By 2020? Keep The Faith, Future is Bright
Physical formats disappearing, downloads crashing, streaming too limited to ever take over, depressing? Obviously not. Clearly, current context doesn’t enable to live again music industry hey-days, but how will be this context by 2020?
As we noticed in previous paragraph, there is two key indicators to forecast upcoming years: the number of paying subscribers and the amount of money they are willing to pay.
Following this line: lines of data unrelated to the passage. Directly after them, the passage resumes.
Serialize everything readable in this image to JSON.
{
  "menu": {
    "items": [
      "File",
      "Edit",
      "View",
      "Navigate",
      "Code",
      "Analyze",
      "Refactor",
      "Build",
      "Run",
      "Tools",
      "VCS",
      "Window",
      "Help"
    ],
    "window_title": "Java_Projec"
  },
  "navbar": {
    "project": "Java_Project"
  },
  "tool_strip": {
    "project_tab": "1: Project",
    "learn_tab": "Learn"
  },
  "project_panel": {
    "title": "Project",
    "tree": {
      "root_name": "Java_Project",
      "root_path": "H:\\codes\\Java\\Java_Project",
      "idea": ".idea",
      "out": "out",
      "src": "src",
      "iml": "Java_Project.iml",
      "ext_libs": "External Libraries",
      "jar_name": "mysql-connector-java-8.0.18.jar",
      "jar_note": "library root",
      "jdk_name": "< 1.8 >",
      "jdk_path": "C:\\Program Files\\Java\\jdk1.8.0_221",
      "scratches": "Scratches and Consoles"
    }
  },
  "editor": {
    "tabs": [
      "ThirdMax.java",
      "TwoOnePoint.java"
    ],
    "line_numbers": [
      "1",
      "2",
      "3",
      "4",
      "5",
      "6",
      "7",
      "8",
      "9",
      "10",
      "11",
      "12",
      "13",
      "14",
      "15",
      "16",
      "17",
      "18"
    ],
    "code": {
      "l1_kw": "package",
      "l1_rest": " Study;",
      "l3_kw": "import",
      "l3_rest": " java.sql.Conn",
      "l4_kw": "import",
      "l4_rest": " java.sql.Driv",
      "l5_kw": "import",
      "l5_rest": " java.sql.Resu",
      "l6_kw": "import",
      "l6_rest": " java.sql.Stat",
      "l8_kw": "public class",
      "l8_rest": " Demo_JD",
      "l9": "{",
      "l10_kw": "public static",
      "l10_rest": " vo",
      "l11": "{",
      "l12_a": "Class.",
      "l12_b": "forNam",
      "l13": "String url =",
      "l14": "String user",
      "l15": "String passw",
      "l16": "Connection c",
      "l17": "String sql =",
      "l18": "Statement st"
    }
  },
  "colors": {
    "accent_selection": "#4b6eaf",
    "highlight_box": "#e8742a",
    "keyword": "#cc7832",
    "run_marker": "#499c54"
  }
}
The former is limited by smartphone propagation but that one is increasing incredibly well. By 2020, near 6 billion smartphones are expected to be operating. Looking at China example, where foreign acts almost never sold a thing – bestselling foreign albums of all-time there struggled to sell half a million copies – there is already over 800 million internet users including 50 million paying subscribers for various downloads services. While last IFPI report ranked China as the 19th largest market for music, the country will most likely rank at least inside the Top 5 by 2020, by that time the country will have over 700 million unique users of smartphones.
The latter indicator, e.g. the price consumers are willing to pay, is also favorable to streaming. In fact, despite $120 being almost twice the old $64 average of spendings, the service is not the same anymore. Instead of buying a few albums, an average streaming service user will say to more than one thousand different songs per year. No more music player limitation also improves greatly the service, which ends up being naturally worthier. As for the old $64 average, it needs to be separated in two classes: regular buyers and intermittent buyers. First group used to spend a huge $380 per year in music purchases, meaning a spending of $120 for a better service is truly a given for them.